Leads by example and willing to roll up sleeves and do the work. – Recruiting Manager, health care

To clearly communicate where we are going (direction) and how we are going to get there. – Project Manager, Consumer Goods

Inspired Confidence – Project Manager,Construction

Compassionate listener with a good moral compass –  Hardware Manager, Telecom

Should be charismatic and inspirational –  Product Manager, Semiconductor

A true leader has the ability to use experiences to empathize with all those around them (not sympathize) and offer guidance and direction while building the team. – PR Consultant/Small Business Owner

I heard Gen. Norman Schwartzcoff (sp.) speak on leadership.  He said a good leader chooses to do the right thing.” – Sales, Medical Devices

The first thing that came to mind was charisma and second, more thoughtful answer, is authenticity.”  HR Director, Computer Business Services

Respect for others. – Job Seeker, Administrative

Walk the talk. – Agency Recruiter/Manager, Finance and IT

Respect – CEO, IT Recruiting Agency

Leading yourself. – Counselor, Outplacement

Intuition – Software Engineer, new supervisor in IT/Telecom

1) To find, recognize and secure the future

2) Understand fundamental change

3) Recognize complexity of systems and how small chgs can cause extreme challenges

4) Charasmatic Leader; Style of Leadership can have profound impact on productivity

5) Power of Vision; Visionary Leadership – Shared Vision is the single most valuable asset to building success

6) Be aware of the political environment around me.

7) Get into a people management role.

8) Look for self-development activities.

9) Focus on results-driven performance.

10) Speak my mind.   Consultant in Cyber Security

Lead by example not by words and know his people like family. – Senior VP-Sales & Marketing, Senors for various applications

Reward the performers, motivate the laggards, and , assuage the “prima donnas. – Manager, telecom

Management is by and through others, build a good team and then lead it. – Program Manager, IT

Moxie and…

Defined on dictionary.com as

1.  vigor; verve; pep.

2.  courage and aggressiveness; nerve.

3.  skill; know-how.

That about covers it!!!!! – Employment Attorney

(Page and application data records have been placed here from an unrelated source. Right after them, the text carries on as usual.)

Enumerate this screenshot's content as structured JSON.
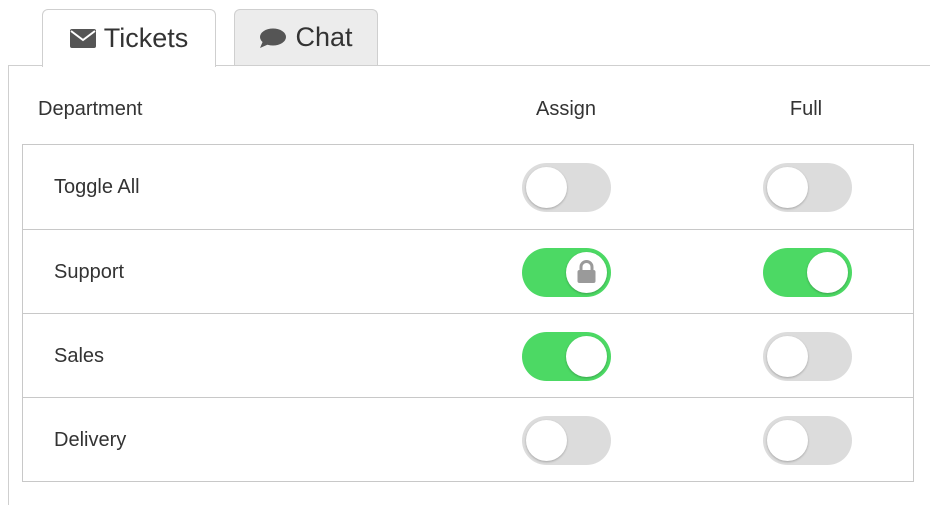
{
  "tabs": [
    {
      "label": "Tickets",
      "icon": "envelope-icon",
      "active": true
    },
    {
      "label": "Chat",
      "icon": "chat-bubble-icon",
      "active": false
    }
  ],
  "columns": {
    "department": "Department",
    "assign": "Assign",
    "full": "Full"
  },
  "rows": [
    {
      "label": "Toggle All",
      "assign": false,
      "full": false,
      "assign_locked": false
    },
    {
      "label": "Support",
      "assign": true,
      "full": true,
      "assign_locked": true
    },
    {
      "label": "Sales",
      "assign": true,
      "full": false,
      "assign_locked": false
    },
    {
      "label": "Delivery",
      "assign": false,
      "full": false,
      "assign_locked": false
    }
  ],
  "colors": {
    "toggle_on": "#4cd964",
    "toggle_off": "#dcdcdc",
    "border": "#c8c8c8",
    "text": "#333333"
  }
}
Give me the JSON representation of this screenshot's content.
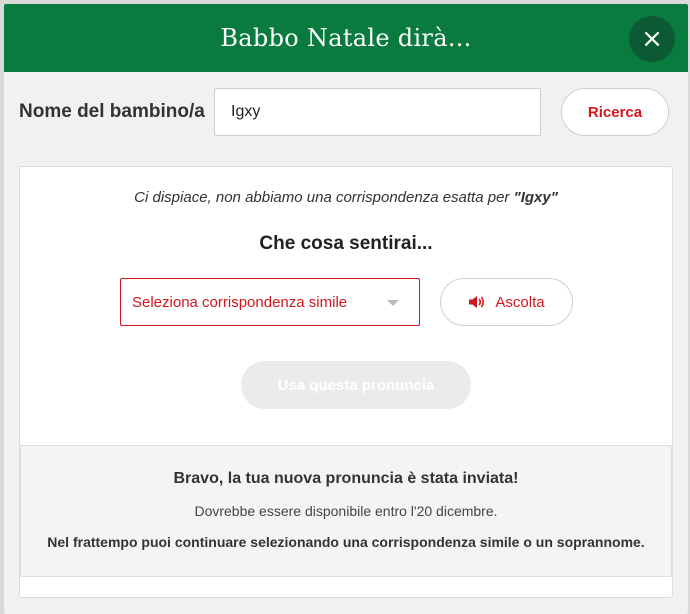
{
  "header": {
    "title": "Babbo Natale dirà...",
    "close_icon": "×"
  },
  "name_row": {
    "label": "Nome del bambino/a",
    "value": "Igxy",
    "search_label": "Ricerca"
  },
  "result": {
    "sorry_prefix": "Ci dispiace, non abbiamo una corrispondenza esatta per ",
    "sorry_name": "\"Igxy\"",
    "what_title": "Che cosa sentirai...",
    "select_placeholder": "Seleziona corrispondenza simile",
    "listen_label": "Ascolta",
    "use_label": "Usa questa pronuncia"
  },
  "notice": {
    "title": "Bravo, la tua nuova pronuncia è stata inviata!",
    "text": "Dovrebbe essere disponibile entro l'20 dicembre.",
    "bold_text": "Nel frattempo puoi continuare selezionando una corrispondenza simile o un soprannome."
  },
  "colors": {
    "header_green": "#0a7b3e",
    "close_bg": "#0b5a33",
    "accent_red": "#d0161f",
    "disabled_button": "#ebebeb"
  }
}
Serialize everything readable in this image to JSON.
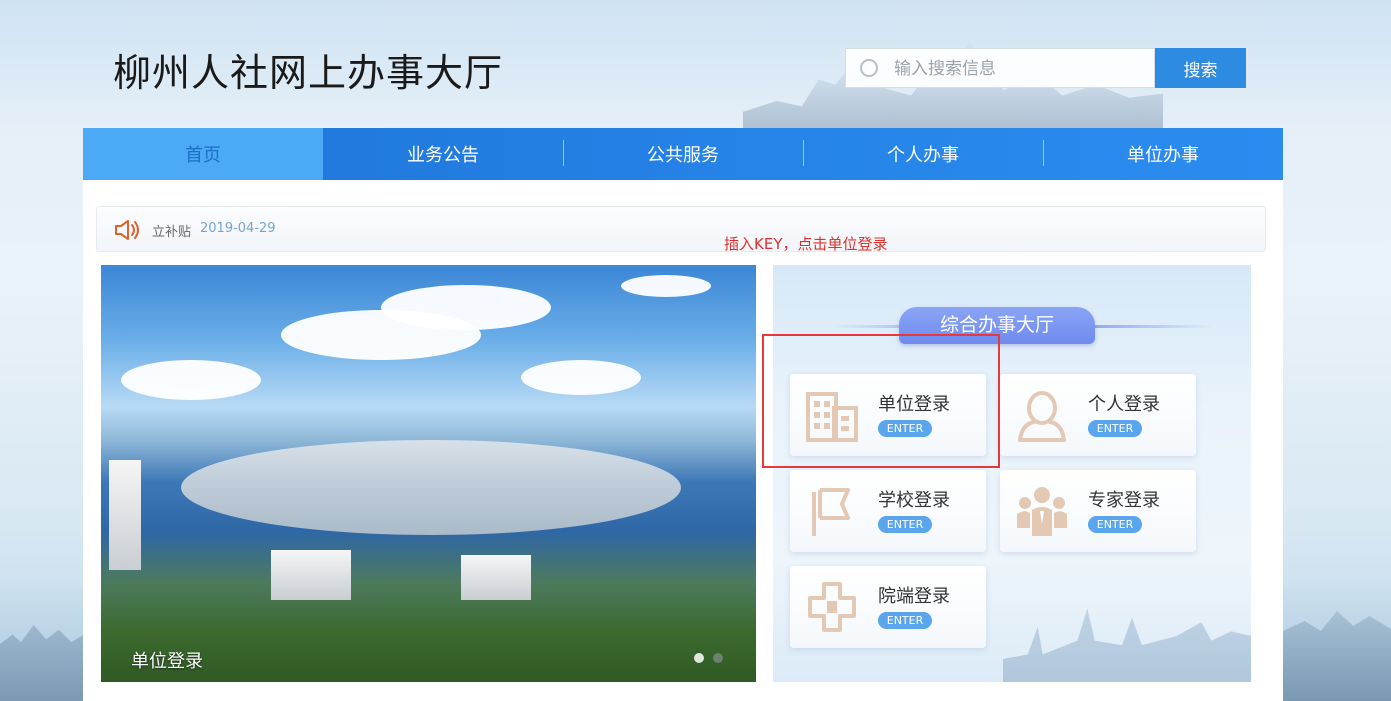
{
  "header": {
    "site_title": "柳州人社网上办事大厅",
    "search_placeholder": "输入搜索信息",
    "search_button": "搜索"
  },
  "nav": {
    "items": [
      {
        "label": "首页",
        "active": true
      },
      {
        "label": "业务公告",
        "active": false
      },
      {
        "label": "公共服务",
        "active": false
      },
      {
        "label": "个人办事",
        "active": false
      },
      {
        "label": "单位办事",
        "active": false
      }
    ]
  },
  "notice": {
    "title": "立补贴",
    "date": "2019-04-29"
  },
  "annotation": {
    "text": "插入KEY，点击单位登录"
  },
  "banner": {
    "caption": "单位登录",
    "slide_count": 2,
    "active_slide": 1
  },
  "service_panel": {
    "title": "综合办事大厅",
    "cards": [
      {
        "label": "单位登录",
        "enter": "ENTER",
        "icon": "building-icon"
      },
      {
        "label": "个人登录",
        "enter": "ENTER",
        "icon": "person-icon"
      },
      {
        "label": "学校登录",
        "enter": "ENTER",
        "icon": "flag-icon"
      },
      {
        "label": "专家登录",
        "enter": "ENTER",
        "icon": "group-icon"
      },
      {
        "label": "院端登录",
        "enter": "ENTER",
        "icon": "cross-icon"
      }
    ]
  },
  "colors": {
    "nav_bg": "#2684e8",
    "nav_active_bg": "#4ba9f5",
    "search_button_bg": "#2e8be2",
    "enter_badge": "#59a5ee",
    "panel_title_bg": "#7d96ee",
    "annotation_red": "#e0302c",
    "notice_date": "#74a4d6",
    "icon_tan": "#e3c9b4"
  }
}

 Leadership means being extraordinary, compassionate, able to make decisions with many variations, depending on the individual.   I am grateful to my colleagues and friends for their responses are insightful and thought-provoking.  I urge you to take time to make your own list of what leadership means to you and then act on it.  All of us should be working to be better leaders regardless of or job titles and responsibilities.

(The graphic is a compilation of all the comments from the participants in this unsophisticated commentary on what leadership means. A big thanks to Wordle.net  for allowing us to use their software to produce it.)